(Data about app and page elements)

# # # #

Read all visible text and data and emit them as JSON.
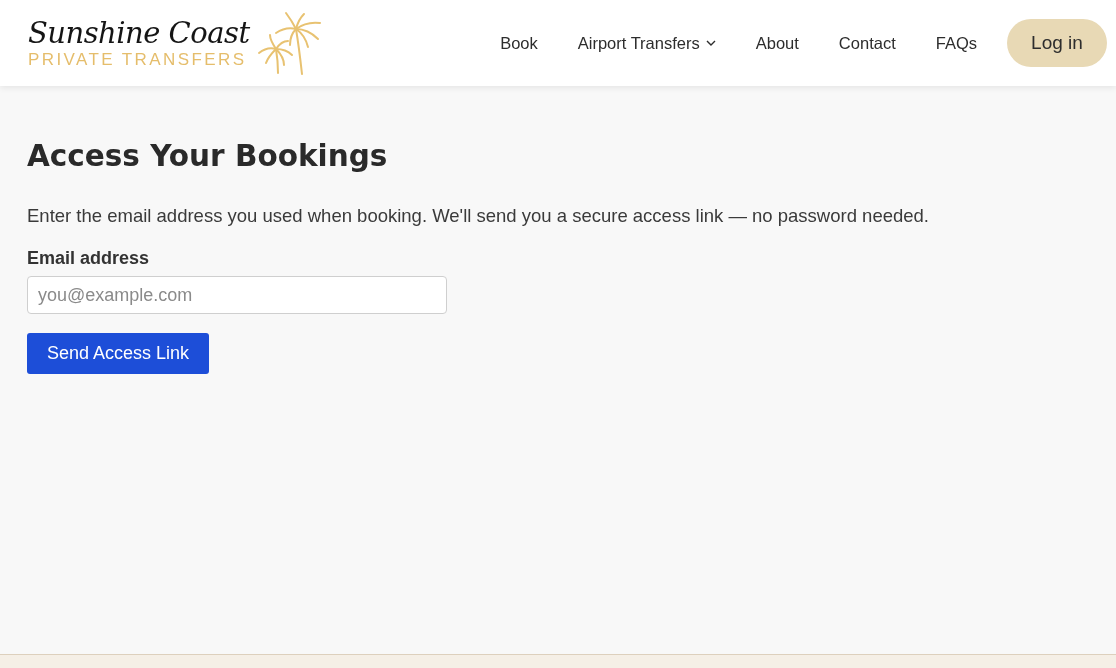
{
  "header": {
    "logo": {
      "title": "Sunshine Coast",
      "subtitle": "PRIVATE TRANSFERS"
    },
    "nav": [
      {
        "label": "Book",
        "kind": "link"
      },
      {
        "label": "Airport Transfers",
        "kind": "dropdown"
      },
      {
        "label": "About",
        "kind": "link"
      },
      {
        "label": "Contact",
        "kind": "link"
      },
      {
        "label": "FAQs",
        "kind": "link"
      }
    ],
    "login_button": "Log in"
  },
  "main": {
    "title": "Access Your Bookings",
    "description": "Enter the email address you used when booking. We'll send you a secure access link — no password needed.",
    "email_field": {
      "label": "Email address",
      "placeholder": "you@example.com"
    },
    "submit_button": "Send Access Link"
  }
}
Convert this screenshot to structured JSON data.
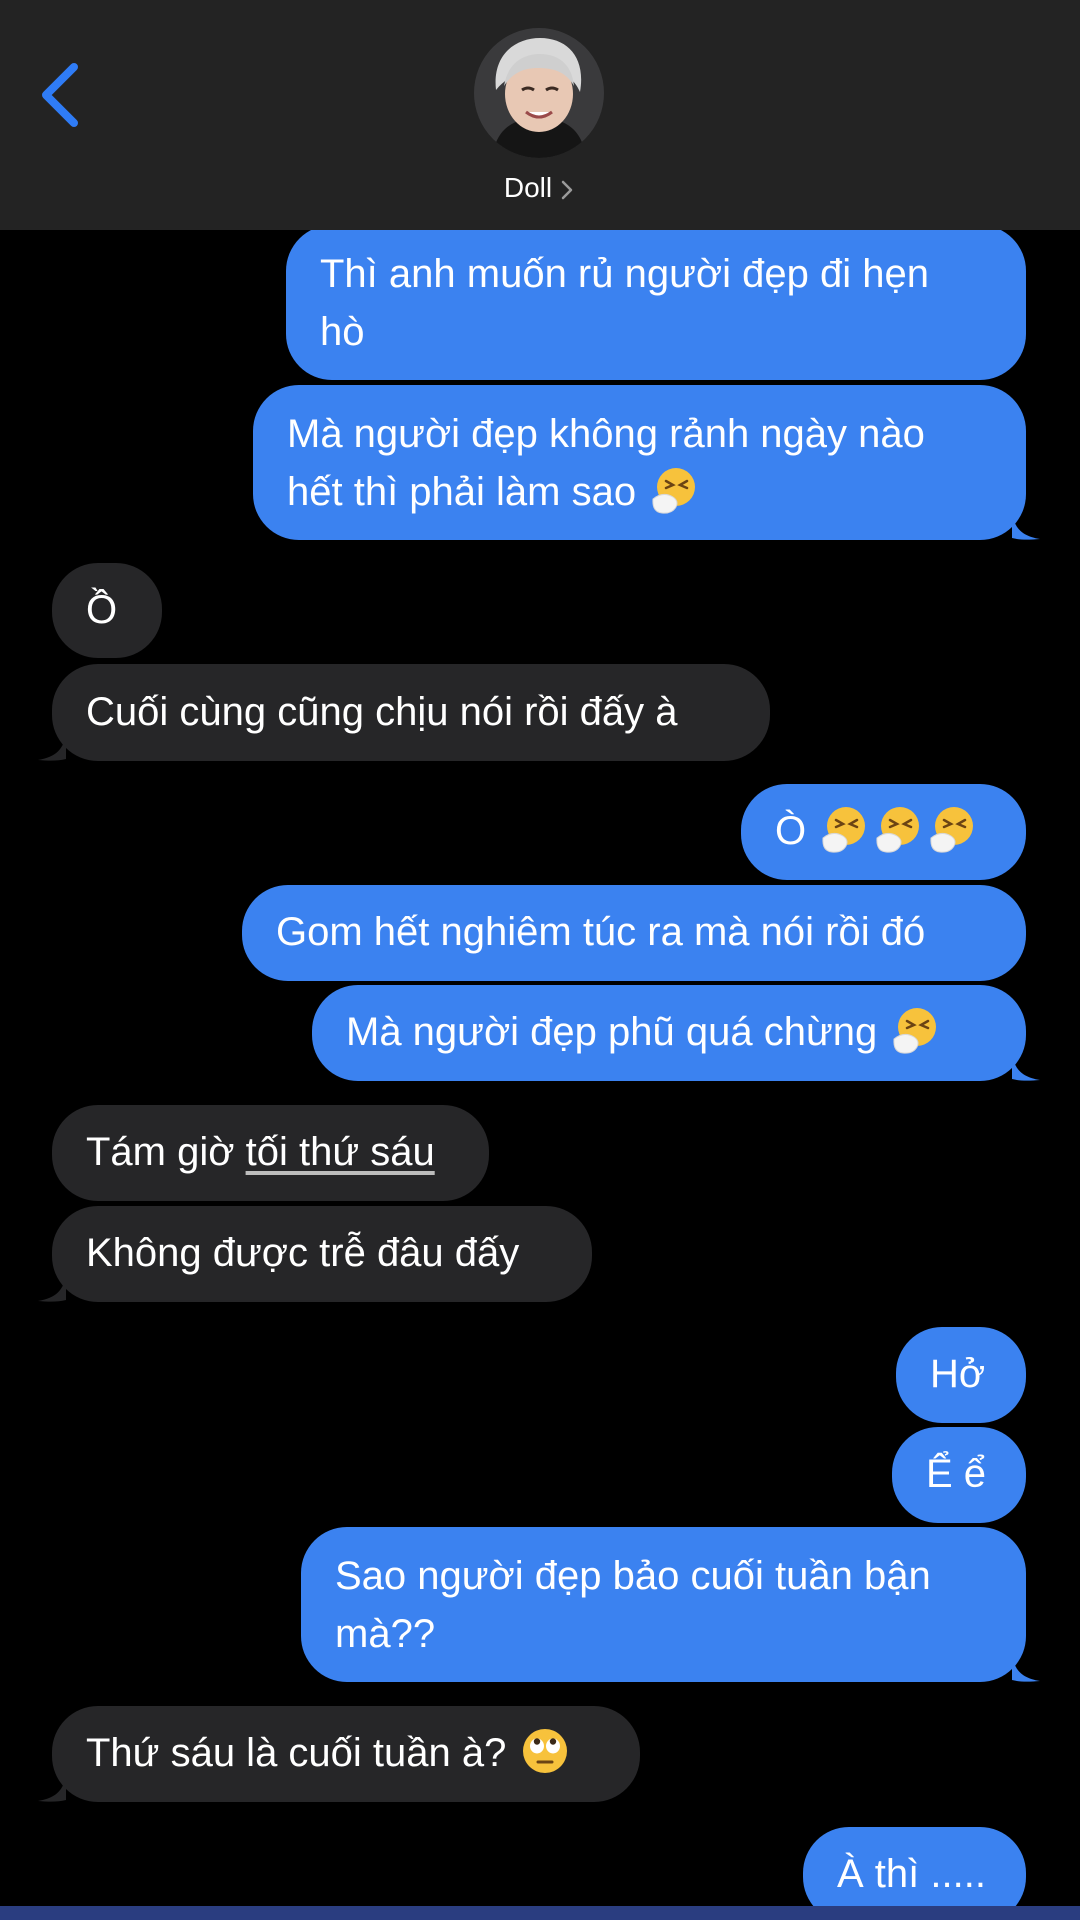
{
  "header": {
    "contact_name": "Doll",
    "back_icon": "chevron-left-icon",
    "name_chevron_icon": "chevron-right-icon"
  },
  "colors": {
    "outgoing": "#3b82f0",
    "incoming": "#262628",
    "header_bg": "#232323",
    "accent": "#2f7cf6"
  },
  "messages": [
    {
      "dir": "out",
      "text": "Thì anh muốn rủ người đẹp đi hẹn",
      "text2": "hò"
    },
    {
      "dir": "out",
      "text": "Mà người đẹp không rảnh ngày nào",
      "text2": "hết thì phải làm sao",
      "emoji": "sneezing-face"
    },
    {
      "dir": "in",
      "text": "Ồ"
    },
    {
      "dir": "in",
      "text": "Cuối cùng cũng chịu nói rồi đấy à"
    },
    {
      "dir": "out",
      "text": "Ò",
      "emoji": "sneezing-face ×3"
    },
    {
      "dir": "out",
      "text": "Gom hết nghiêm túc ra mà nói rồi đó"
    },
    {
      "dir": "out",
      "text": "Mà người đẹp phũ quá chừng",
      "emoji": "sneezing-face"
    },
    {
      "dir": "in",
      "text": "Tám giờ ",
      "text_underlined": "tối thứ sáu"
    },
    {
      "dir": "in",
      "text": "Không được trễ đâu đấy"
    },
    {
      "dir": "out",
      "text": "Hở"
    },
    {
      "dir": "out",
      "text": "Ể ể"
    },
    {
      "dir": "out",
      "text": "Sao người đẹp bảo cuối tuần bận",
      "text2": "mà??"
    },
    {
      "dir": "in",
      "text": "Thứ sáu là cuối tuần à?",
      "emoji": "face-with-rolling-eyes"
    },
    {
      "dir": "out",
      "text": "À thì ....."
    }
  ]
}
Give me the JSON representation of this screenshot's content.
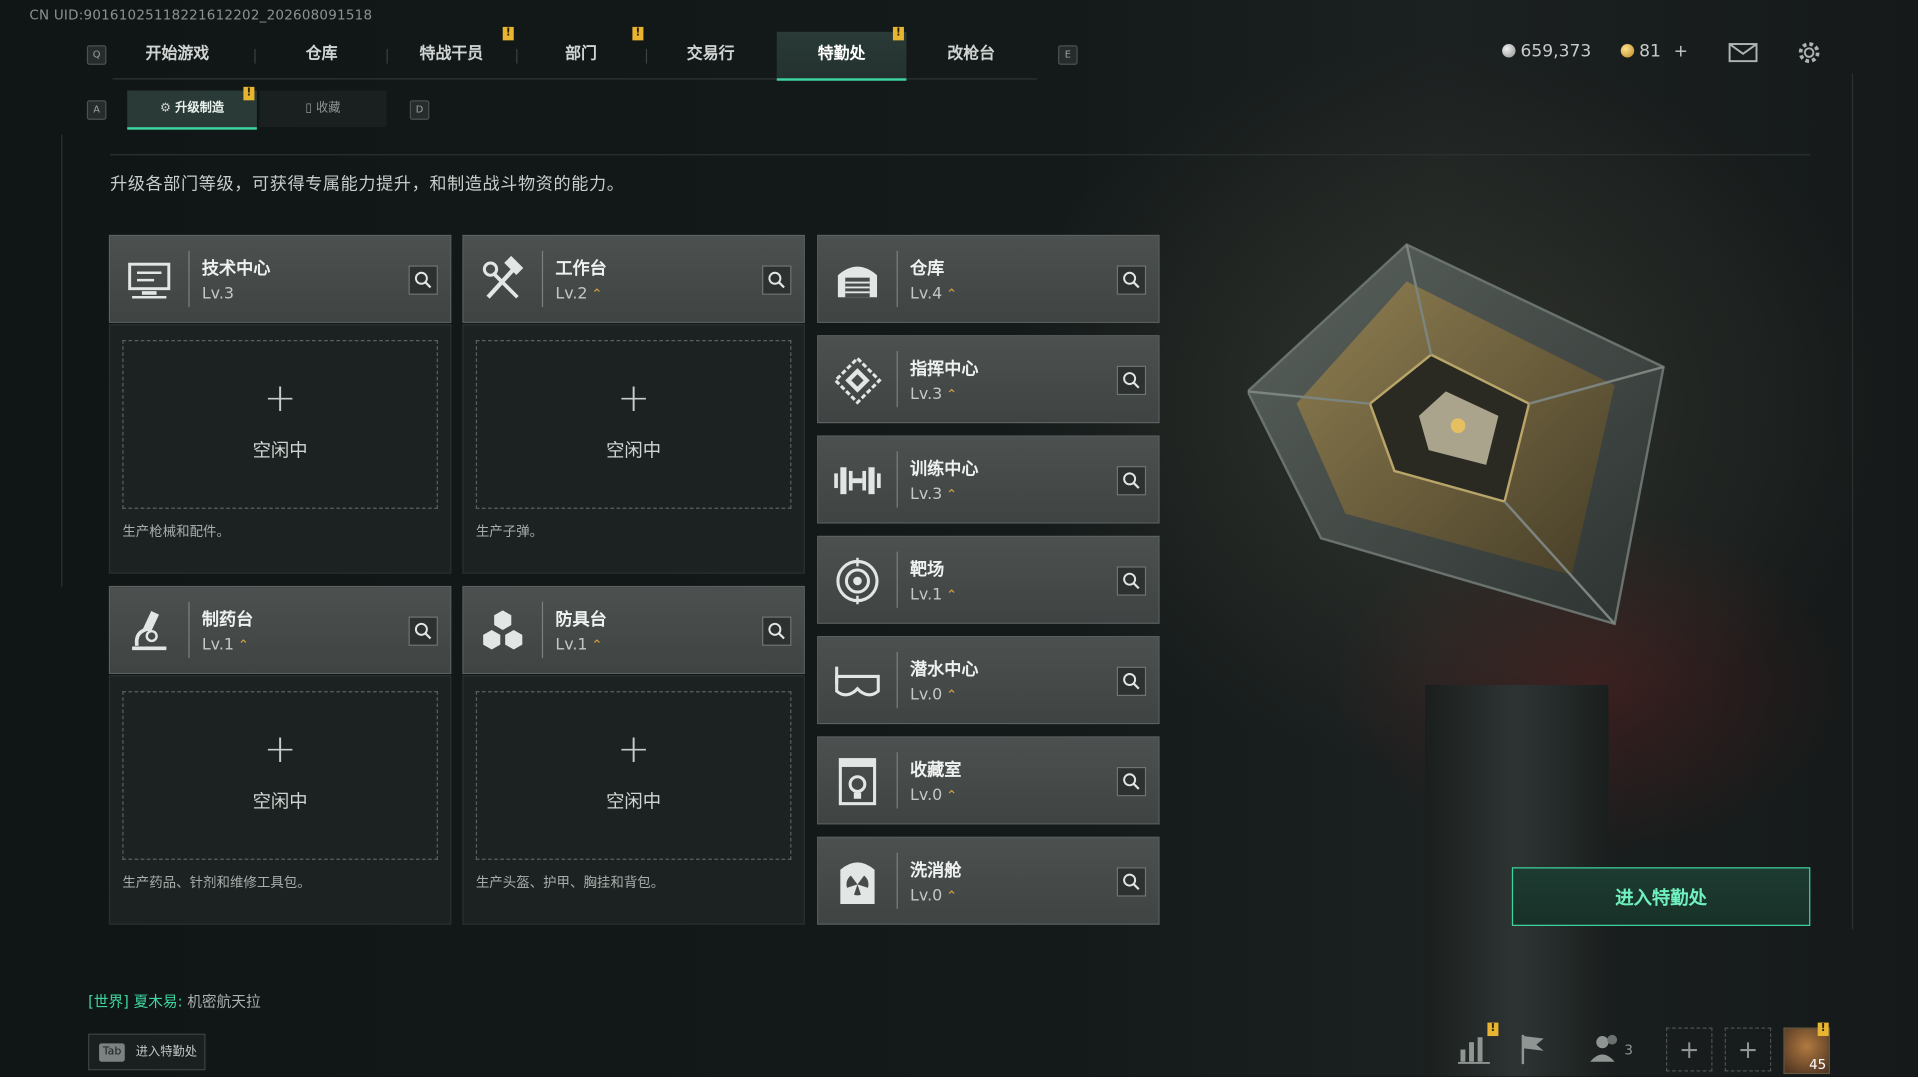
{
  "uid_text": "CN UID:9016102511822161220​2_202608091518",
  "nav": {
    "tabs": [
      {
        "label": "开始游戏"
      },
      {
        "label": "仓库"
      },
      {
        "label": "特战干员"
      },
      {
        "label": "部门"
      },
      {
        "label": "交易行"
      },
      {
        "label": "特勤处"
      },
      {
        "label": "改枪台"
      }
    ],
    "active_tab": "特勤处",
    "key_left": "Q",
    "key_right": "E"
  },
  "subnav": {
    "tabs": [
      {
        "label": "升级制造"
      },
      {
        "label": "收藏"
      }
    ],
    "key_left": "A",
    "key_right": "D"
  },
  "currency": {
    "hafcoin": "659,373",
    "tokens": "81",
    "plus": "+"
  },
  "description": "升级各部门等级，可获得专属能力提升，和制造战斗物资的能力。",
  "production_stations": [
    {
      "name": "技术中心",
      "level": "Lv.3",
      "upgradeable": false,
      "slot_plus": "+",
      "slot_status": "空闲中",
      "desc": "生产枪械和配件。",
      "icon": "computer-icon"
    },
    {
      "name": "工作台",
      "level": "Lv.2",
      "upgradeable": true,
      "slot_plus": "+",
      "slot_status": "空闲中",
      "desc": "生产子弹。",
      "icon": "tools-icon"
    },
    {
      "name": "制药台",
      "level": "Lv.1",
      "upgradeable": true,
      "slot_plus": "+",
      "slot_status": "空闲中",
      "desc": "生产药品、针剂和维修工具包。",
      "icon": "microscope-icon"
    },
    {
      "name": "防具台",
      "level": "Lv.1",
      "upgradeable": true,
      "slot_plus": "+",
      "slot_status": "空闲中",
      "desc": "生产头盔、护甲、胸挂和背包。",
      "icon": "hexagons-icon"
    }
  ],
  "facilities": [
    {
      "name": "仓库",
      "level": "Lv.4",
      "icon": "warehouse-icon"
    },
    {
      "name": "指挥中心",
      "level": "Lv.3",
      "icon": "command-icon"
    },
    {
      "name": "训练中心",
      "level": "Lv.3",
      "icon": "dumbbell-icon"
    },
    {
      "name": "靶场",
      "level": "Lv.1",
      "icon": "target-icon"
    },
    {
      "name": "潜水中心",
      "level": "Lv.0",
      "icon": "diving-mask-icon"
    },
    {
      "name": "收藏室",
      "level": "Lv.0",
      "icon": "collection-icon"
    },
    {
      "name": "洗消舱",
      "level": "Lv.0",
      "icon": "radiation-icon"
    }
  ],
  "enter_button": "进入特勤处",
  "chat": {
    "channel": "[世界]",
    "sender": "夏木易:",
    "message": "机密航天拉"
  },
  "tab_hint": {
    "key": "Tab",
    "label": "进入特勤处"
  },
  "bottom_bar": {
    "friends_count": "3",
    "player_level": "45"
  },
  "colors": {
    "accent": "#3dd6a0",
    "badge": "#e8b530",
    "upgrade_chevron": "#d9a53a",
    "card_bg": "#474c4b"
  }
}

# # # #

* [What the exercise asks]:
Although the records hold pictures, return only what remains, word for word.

* [Task output]:
Read all visible text and data and emit them as JSON.
{
  "header": {
    "logo": {
      "title": "Sunshine Coast",
      "subtitle": "PRIVATE TRANSFERS"
    },
    "nav": [
      {
        "label": "Book",
        "kind": "link"
      },
      {
        "label": "Airport Transfers",
        "kind": "dropdown"
      },
      {
        "label": "About",
        "kind": "link"
      },
      {
        "label": "Contact",
        "kind": "link"
      },
      {
        "label": "FAQs",
        "kind": "link"
      }
    ],
    "login_button": "Log in"
  },
  "main": {
    "title": "Access Your Bookings",
    "description": "Enter the email address you used when booking. We'll send you a secure access link — no password needed.",
    "email_field": {
      "label": "Email address",
      "placeholder": "you@example.com"
    },
    "submit_button": "Send Access Link"
  }
}
Convert this screenshot to structured JSON data.
{
  "header": {
    "contact_name": "Doll",
    "back_icon": "chevron-left-icon",
    "name_chevron_icon": "chevron-right-icon"
  },
  "colors": {
    "outgoing": "#3b82f0",
    "incoming": "#262628",
    "header_bg": "#232323",
    "accent": "#2f7cf6"
  },
  "messages": [
    {
      "dir": "out",
      "text": "Thì anh muốn rủ người đẹp đi hẹn",
      "text2": "hò"
    },
    {
      "dir": "out",
      "text": "Mà người đẹp không rảnh ngày nào",
      "text2": "hết thì phải làm sao",
      "emoji": "sneezing-face"
    },
    {
      "dir": "in",
      "text": "Ồ"
    },
    {
      "dir": "in",
      "text": "Cuối cùng cũng chịu nói rồi đấy à"
    },
    {
      "dir": "out",
      "text": "Ò",
      "emoji": "sneezing-face ×3"
    },
    {
      "dir": "out",
      "text": "Gom hết nghiêm túc ra mà nói rồi đó"
    },
    {
      "dir": "out",
      "text": "Mà người đẹp phũ quá chừng",
      "emoji": "sneezing-face"
    },
    {
      "dir": "in",
      "text": "Tám giờ ",
      "text_underlined": "tối thứ sáu"
    },
    {
      "dir": "in",
      "text": "Không được trễ đâu đấy"
    },
    {
      "dir": "out",
      "text": "Hở"
    },
    {
      "dir": "out",
      "text": "Ể ể"
    },
    {
      "dir": "out",
      "text": "Sao người đẹp bảo cuối tuần bận",
      "text2": "mà??"
    },
    {
      "dir": "in",
      "text": "Thứ sáu là cuối tuần à?",
      "emoji": "face-with-rolling-eyes"
    },
    {
      "dir": "out",
      "text": "À thì ....."
    }
  ]
}
Give me the JSON representation of this screenshot's content.
{
  "uid_text": "CN UID:9016102511822161220​2_202608091518",
  "nav": {
    "tabs": [
      {
        "label": "开始游戏"
      },
      {
        "label": "仓库"
      },
      {
        "label": "特战干员"
      },
      {
        "label": "部门"
      },
      {
        "label": "交易行"
      },
      {
        "label": "特勤处"
      },
      {
        "label": "改枪台"
      }
    ],
    "active_tab": "特勤处",
    "key_left": "Q",
    "key_right": "E"
  },
  "subnav": {
    "tabs": [
      {
        "label": "升级制造"
      },
      {
        "label": "收藏"
      }
    ],
    "key_left": "A",
    "key_right": "D"
  },
  "currency": {
    "hafcoin": "659,373",
    "tokens": "81",
    "plus": "+"
  },
  "description": "升级各部门等级，可获得专属能力提升，和制造战斗物资的能力。",
  "production_stations": [
    {
      "name": "技术中心",
      "level": "Lv.3",
      "upgradeable": false,
      "slot_plus": "+",
      "slot_status": "空闲中",
      "desc": "生产枪械和配件。",
      "icon": "computer-icon"
    },
    {
      "name": "工作台",
      "level": "Lv.2",
      "upgradeable": true,
      "slot_plus": "+",
      "slot_status": "空闲中",
      "desc": "生产子弹。",
      "icon": "tools-icon"
    },
    {
      "name": "制药台",
      "level": "Lv.1",
      "upgradeable": true,
      "slot_plus": "+",
      "slot_status": "空闲中",
      "desc": "生产药品、针剂和维修工具包。",
      "icon": "microscope-icon"
    },
    {
      "name": "防具台",
      "level": "Lv.1",
      "upgradeable": true,
      "slot_plus": "+",
      "slot_status": "空闲中",
      "desc": "生产头盔、护甲、胸挂和背包。",
      "icon": "hexagons-icon"
    }
  ],
  "facilities": [
    {
      "name": "仓库",
      "level": "Lv.4",
      "icon": "warehouse-icon"
    },
    {
      "name": "指挥中心",
      "level": "Lv.3",
      "icon": "command-icon"
    },
    {
      "name": "训练中心",
      "level": "Lv.3",
      "icon": "dumbbell-icon"
    },
    {
      "name": "靶场",
      "level": "Lv.1",
      "icon": "target-icon"
    },
    {
      "name": "潜水中心",
      "level": "Lv.0",
      "icon": "diving-mask-icon"
    },
    {
      "name": "收藏室",
      "level": "Lv.0",
      "icon": "collection-icon"
    },
    {
      "name": "洗消舱",
      "level": "Lv.0",
      "icon": "radiation-icon"
    }
  ],
  "enter_button": "进入特勤处",
  "chat": {
    "channel": "[世界]",
    "sender": "夏木易:",
    "message": "机密航天拉"
  },
  "tab_hint": {
    "key": "Tab",
    "label": "进入特勤处"
  },
  "bottom_bar": {
    "friends_count": "3",
    "player_level": "45"
  },
  "colors": {
    "accent": "#3dd6a0",
    "badge": "#e8b530",
    "upgrade_chevron": "#d9a53a",
    "card_bg": "#474c4b"
  }
}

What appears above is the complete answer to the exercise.